I mentioned earlier that Bluetooth avoids most of the limitations of FM transmitters because it doesn’t have to compete for an open frequency and doesn’t fade in and out. It has the same advantages when compared to radio-frequency (RF) products that send audio wirelessly. In fact, in several weeks of testing the TuneStage, the audio signal was always crystal clear—I never experienced static or drop-outs, provided I stayed within the system’s range. And that range was quite good: Like most Bluetooth devices, the TuneStage is advertised as having a usable range (the maximum distance between the transmitter and receiver) of “up to 33 feet”; yet I was able to successfully transmit from over 35 feet away. The TuneStage also functioned well from over 20 feet away through an interior wall of a house, allowing me to “broadcast” from the next room.

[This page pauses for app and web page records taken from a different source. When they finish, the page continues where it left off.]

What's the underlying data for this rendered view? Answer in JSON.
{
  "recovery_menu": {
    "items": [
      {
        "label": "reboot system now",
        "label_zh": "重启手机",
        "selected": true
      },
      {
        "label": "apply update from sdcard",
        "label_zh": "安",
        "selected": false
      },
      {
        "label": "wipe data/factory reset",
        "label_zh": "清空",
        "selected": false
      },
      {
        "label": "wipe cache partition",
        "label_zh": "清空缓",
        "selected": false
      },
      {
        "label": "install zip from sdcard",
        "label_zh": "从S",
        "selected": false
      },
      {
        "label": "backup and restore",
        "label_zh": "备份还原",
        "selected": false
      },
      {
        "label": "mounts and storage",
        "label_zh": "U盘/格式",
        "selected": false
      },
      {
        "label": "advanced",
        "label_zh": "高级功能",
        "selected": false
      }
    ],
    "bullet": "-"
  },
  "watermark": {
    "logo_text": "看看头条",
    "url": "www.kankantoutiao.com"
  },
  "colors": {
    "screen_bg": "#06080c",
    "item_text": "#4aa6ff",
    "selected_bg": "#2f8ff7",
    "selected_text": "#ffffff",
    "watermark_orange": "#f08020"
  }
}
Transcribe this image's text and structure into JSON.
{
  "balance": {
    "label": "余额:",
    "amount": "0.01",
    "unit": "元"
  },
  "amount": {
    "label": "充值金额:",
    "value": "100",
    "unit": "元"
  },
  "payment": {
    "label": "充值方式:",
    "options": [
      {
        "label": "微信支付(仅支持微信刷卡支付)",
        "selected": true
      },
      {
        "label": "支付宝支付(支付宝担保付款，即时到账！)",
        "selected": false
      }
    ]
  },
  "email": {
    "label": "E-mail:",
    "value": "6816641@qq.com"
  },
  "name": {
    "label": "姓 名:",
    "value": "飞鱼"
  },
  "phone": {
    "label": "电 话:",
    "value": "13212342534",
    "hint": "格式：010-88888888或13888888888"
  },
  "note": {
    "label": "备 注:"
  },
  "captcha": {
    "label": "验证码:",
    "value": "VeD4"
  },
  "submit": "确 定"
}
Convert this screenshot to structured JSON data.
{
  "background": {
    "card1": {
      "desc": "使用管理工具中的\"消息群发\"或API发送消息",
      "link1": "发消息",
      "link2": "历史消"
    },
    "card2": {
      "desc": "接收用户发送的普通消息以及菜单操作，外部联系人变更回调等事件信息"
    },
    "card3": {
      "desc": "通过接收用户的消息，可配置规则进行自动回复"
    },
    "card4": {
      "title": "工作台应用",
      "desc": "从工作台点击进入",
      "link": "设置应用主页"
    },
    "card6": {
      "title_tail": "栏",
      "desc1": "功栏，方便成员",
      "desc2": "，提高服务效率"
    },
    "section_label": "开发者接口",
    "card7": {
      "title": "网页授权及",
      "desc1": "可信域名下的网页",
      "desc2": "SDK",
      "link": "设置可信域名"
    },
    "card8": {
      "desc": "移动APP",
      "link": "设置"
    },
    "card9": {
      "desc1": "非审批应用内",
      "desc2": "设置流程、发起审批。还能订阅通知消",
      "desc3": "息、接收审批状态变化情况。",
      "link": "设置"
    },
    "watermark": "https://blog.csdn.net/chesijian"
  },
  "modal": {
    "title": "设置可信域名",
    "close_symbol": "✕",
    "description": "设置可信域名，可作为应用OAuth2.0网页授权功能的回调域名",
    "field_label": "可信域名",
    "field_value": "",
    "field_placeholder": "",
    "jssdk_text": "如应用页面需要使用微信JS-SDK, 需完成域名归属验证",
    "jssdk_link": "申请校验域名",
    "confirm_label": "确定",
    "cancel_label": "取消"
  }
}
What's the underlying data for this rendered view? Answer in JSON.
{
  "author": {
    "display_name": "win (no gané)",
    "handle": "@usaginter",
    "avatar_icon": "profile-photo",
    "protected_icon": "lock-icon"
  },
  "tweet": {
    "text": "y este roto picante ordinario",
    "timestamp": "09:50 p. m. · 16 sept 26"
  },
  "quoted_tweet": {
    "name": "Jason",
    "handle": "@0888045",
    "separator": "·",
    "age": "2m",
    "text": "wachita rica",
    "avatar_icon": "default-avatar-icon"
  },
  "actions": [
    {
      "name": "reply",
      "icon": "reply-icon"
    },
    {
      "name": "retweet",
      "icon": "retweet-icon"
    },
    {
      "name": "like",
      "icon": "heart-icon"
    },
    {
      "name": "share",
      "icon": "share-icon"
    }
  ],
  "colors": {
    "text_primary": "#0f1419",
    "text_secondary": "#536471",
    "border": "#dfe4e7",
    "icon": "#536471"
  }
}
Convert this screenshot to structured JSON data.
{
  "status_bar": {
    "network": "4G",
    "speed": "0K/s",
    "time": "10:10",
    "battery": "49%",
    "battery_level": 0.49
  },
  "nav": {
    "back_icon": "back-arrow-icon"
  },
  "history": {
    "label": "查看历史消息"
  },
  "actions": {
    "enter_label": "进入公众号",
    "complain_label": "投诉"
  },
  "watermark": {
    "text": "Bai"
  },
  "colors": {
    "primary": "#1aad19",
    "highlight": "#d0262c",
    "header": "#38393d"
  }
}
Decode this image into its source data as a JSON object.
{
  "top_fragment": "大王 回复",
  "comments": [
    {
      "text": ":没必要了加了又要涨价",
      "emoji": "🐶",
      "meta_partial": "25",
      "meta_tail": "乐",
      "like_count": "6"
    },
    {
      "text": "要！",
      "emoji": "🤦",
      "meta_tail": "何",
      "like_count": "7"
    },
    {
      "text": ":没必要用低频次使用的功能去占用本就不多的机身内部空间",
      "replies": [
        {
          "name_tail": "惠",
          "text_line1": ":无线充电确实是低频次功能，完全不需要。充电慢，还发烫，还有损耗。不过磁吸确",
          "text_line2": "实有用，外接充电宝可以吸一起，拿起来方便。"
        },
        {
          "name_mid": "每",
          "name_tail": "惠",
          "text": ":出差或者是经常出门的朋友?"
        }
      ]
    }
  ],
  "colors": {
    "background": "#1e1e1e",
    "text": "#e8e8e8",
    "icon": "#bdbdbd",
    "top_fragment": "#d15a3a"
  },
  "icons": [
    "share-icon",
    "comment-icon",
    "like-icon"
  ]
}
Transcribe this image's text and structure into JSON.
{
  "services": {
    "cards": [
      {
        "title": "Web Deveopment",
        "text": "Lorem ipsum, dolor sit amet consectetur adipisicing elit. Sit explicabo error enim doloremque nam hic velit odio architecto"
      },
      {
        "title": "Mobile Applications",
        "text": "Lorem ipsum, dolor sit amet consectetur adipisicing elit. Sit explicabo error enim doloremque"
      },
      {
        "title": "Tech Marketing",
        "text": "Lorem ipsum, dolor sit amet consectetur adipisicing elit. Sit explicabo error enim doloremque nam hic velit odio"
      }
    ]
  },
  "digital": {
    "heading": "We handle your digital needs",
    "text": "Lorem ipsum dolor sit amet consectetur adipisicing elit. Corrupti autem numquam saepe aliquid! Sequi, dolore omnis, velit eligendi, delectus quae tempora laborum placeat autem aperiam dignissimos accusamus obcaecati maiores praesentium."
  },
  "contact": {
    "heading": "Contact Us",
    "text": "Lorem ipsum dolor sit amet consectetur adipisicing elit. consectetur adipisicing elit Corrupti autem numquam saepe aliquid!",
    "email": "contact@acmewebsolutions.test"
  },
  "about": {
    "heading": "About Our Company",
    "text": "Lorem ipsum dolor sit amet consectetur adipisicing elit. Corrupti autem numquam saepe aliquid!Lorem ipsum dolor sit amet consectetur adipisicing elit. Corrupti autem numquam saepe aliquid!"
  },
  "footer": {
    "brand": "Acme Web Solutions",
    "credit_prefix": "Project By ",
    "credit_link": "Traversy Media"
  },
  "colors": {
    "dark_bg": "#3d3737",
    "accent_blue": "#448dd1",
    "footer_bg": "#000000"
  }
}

And unlike RF and FM transmitter setups, which start to exhibit static at distances much shorter than their maximum range, becoming unlistenable soon after, the TuneStage’s audio was clear and static free until just before its limit was reached; at that point, I heard periodic dropouts, and moving a few feet farther away resulted simply in silence.
Besides the lack of interference and noise, the general audio quality provided by the TuneStage is also good—the typical iPod user will find the sound quality to be as good as the stereo/speaker system to which the TuneStage is connected. That said, if you’re a more demanding listener with a higher-end stereo system, there are a couple audio-related caveats to keep in mind. The first is that, as explained above, your iPod’s volume level affects the output level of the TuneStage’s signal, so you don’t get a true line-level output. Although this can be a very convenient feature in certain circumstances, audio buffs generally prefer the higher-quality audio provided by a line-level output over a variable-level signal (such as the one from the iPod’s headphone jack). If this is a concern for you, you might consider waiting for the upcoming dock-connector version of the TuneStage mentioned above; the iPod’s dock connector can provide a true line-level signal.
The second caveat is that Bluetooth requires that audio be compressed in order to be transmitted over the protocol’s bandwidth. If most of your music is encoded at lower bitrates, you’re unlikely to notice this compression. However, if you’re an audio buff who has mainly high-bitrate, lossless, or uncompressed music files, it’s possible that you’ll be able to detect a loss in quality when using a Bluetooth accessory such as the TuneStage. If you think this may be a concern, I encourage you to purchase the TuneStage from a retailer with a decent return policy in case you’re disappointed with your audition.
Those issues aside, the TuneStage provides clear, quality sound that is much better than any FM transmitter and, when listening to the types of audio files iPod owners will typically have on their players, as good as a direct connection.
Belkin’s TuneStage is a unique product that avoids the limitations of most iPod remote controls by making the iPod itself your remote. The system has a few drawbacks, such as the fact that it shortens your iPod’s playback time when you’re already likely to be using the iPod off its own battery, as well as the less-than-audiophile limitations of the Bluetooth protocol. The TuneStage is also significantly more expensive than any of the other solutions we’ve covered for connecting your iPod to your home stereo. But it provides crystal-clear, wireless audio that all but the most demanding listeners will enjoy—and once you’ve used your iPod itself to transmit and control your music, traditional iPod remotes seem clunky and limiting.
(Note that Logitech and Griffin Technology have both announced similar Bluetooth-transmitter products; however, neither has yet been released.)